exactly that, and landed on the honey less blue cardboard. With this experiment
Frisch can conclude that bees can distinguish between colors, but it still doesn’t
determine whether or not bees have a color sense. Color
Frisch decided upon a new experiment to find out if bees truly had a color sense. He placed a blue card on a table with different “gray cards of all shades from white to black” surrounding the blue card (Frisch 5). Frisch placed a small glass dish on each card, only adding food to the dish on the blue card. He would then switch the position of the blue card within the group of cards, still keeping the food only in the dish on the blue card. The bees continued to land on the blue card with the food. After some hours of this testing, Frisch took all the cards and dishes away and replaced them with new gray cards of all shades from white to black and a new blue card, and again a small glass dish on each card. The exception this time was there was no food in the dish on the blue card. “The bees remember the blue color and land only on the card, distinguishing it from all shades of gray. This means that bees have a true color sense” (Frisch 6).

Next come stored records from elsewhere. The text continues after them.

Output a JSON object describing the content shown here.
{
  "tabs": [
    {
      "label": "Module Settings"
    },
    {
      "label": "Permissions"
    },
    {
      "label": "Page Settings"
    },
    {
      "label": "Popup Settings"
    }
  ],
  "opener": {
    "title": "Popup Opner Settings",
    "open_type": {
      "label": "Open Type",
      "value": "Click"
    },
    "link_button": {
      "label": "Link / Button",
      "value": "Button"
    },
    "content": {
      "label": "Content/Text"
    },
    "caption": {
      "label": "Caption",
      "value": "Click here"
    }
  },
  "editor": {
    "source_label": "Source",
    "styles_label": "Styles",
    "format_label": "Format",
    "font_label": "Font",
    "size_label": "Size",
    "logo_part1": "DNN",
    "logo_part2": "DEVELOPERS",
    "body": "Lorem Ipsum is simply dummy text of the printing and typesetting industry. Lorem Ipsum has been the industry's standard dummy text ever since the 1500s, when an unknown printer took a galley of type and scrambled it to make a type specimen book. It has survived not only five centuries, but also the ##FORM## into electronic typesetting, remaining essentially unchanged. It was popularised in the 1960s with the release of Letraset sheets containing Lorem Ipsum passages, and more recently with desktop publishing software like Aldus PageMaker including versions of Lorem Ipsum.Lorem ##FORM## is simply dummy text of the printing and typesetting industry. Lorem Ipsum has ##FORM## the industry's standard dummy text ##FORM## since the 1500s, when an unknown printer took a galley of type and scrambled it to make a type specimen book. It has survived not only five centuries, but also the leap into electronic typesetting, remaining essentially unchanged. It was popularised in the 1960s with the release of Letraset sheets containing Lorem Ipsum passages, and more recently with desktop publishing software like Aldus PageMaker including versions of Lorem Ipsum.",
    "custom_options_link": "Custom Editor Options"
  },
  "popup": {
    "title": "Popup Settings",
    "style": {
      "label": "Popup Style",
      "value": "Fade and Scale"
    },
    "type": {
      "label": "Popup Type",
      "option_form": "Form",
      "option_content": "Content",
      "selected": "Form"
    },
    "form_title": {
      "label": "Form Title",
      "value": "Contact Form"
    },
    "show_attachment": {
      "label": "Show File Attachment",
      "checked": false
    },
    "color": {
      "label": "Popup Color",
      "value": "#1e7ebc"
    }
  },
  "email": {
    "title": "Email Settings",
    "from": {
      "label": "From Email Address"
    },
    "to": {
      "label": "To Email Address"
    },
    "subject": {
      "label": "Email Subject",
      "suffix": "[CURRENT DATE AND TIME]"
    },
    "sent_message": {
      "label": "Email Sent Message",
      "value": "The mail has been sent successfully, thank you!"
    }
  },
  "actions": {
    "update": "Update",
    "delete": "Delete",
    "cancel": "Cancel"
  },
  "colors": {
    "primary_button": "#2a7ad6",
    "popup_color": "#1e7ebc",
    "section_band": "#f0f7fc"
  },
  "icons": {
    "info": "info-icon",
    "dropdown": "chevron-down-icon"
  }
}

The same experiment works with the single card of “orange, yellow, green,
violet, and purple” but not with red (Frisch 6). With red, the bees are
confused and land on the red card “but also on black and on all the dark
gray cards” (Frisch 7). This experiment shows that bees are red-blind,
they think red and black are the same color. Through the experiments of Frisch
“it is clear that bees have a color sense, but that it is not quite the
same as that of a natural human being” (Frisch 7). Although bees can distinguish
colors from shades of gray, they have trouble distinguishing between colors.
To the eye of a bee “orange, yellow, and green are the same color”
– yellow. To the eye of the bee blue, violet, and purple are also seen
as the same color - blue.
In 1927, Frisch’s experiments were expanded on by Professor A. Kuhn.
Unlike Frisch, Kuhn used a spectrum instead of cards. Kuhn confirmed that bees
see orange, yellow, and green as the same color as well as blue, violet, and
purple as the same color. By using a spectrum Kuhn discovered two things that
Frisch had overlooked. First, “there is a third quality of color in the
narrow blue-green region (480-500 mu). Bees trained to blue-green can distinguish
it from blue and from yellow” (Frisch 8). Second, he discovered a “fourth
quality of color, ultraviolet (Explanation).
It is a distinct color for the bees” (Frisch 8).
Comparison of Color Sense of Bees to Humans
The visible spectrum of a bee is shifted when compared to the visible spectrum
of a human. The visible spectrum, for a human with normal vision, stretches
from 800 mu to 400 mu. The visible spectrum, for a bee, stretches from 650 mu
to 300 mu. This means that the visible spectrum for bees is shifted to shorter
wavelengths. The visible spectrum is “shortened for the bees in the red,
but it is extended into the ultraviolet,” a color that a human with normal
vision can not see (Frisch 9). The major difference between the color sense
of a bee and a human is that the “human eye can distinguish about sixty
distinct colors in the visible spectrum, while the bee can distinguish only
four different colors in the visible spectrum: yellow, blue-green, blue, and
ultraviolet” (Explanation) (Frisch
The combination of the shifting of the visible spectrum and the ability to see ultraviolet as a color enables bees to see a different color when the human eye sees one color (Explanation).
Bees have a unique color vision. Unlike humans, bees can only see four colors. One of the colors, ultraviolet, is unable to be seen by normal human vision. Bees have a completely different visible spectrum than a human's. Bees are red-blind. Because of a bee's visible spectrum, when a human sees a color a bee might see another color. Bees' vision is fun and interesting and very different from a human's.
Carl von Frisch. Bees: Their Vision, Chemical Senses, and Language.1963 Vail-Ballou Press, Inc. Cornell University Press, Ithaca, New York.
Carl von Frisch. The Dancing Bees. 1953 Harvest Book. Harcourt, Brace, and Co., New York.
Winston. The Biology of the Honey Bee. 1987 Harvard University Press. Camridge, Massachusetts and London, England.
Thanks JB, Will, and Sarah.